There has been recognition of the limitations of technocratic approaches to construction management research, and critical theorists in the field have often rejected prescriptive explanations of social phenomena. Thus, there has been a rise in the use of interpretive methodological approaches and a proliferation of qualitative research methods in the construction management literature. Still, interpretive research that requires interaction between the researcher and her informants often confronts the age-old, fundamental challenge that is posed to social science research: that is, what really does go on in organisations, beyond what is (and can be) said and seen? Through post-hoc reflection of a recent study into innovation in construction, it was found that multiple perspectives matter in shaping our understanding of how innovative practices manifests in construction. An observation was also made regarding the hidden agendas of senior management participants in recognising, rewarding and promoting innovation, which potentially contribute to disconnections between theory and practice of innovation in construction. Questions are raised as to how researchers can help articulate these ‘hidden’ agendas and methodological challenges discussed here points to the virtues and limitations of the ethnographic approach.

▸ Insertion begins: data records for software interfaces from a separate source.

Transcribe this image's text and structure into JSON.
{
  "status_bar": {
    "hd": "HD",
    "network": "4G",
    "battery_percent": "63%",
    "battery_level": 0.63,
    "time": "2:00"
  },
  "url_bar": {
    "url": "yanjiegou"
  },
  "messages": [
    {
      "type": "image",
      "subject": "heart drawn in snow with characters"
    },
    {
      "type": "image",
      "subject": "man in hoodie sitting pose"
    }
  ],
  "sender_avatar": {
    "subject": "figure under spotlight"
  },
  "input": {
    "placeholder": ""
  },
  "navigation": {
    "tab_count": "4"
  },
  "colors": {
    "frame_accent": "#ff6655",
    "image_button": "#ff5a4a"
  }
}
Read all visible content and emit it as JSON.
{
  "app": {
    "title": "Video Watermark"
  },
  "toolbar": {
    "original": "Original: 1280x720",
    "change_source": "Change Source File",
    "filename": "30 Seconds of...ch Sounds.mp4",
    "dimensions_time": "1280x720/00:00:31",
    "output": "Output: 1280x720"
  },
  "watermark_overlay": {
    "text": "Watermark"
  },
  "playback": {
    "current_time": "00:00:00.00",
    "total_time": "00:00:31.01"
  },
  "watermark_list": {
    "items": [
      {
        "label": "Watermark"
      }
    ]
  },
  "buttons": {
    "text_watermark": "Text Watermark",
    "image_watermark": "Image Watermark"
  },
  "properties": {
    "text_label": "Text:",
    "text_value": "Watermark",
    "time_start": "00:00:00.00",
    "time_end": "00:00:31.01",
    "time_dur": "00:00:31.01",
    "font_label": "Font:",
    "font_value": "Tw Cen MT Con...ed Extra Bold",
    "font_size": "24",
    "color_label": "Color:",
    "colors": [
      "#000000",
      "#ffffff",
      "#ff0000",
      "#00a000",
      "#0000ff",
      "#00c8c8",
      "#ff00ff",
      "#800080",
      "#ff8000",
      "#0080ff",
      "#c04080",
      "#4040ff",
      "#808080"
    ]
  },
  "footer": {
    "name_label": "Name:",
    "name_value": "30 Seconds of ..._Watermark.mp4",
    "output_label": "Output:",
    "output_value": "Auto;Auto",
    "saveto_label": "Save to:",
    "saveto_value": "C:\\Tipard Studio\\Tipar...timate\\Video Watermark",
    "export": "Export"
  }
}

|Published - 27 Sept 2009
|CIB Joint International Symposium 2009 - Construction facing worldwide challenges - Dubrovnik, Croatia
Duration: 27 Sept 2009 → …
|CIB Joint International Symposium 2009 - Construction facing worldwide challenges
|27/09/09 → …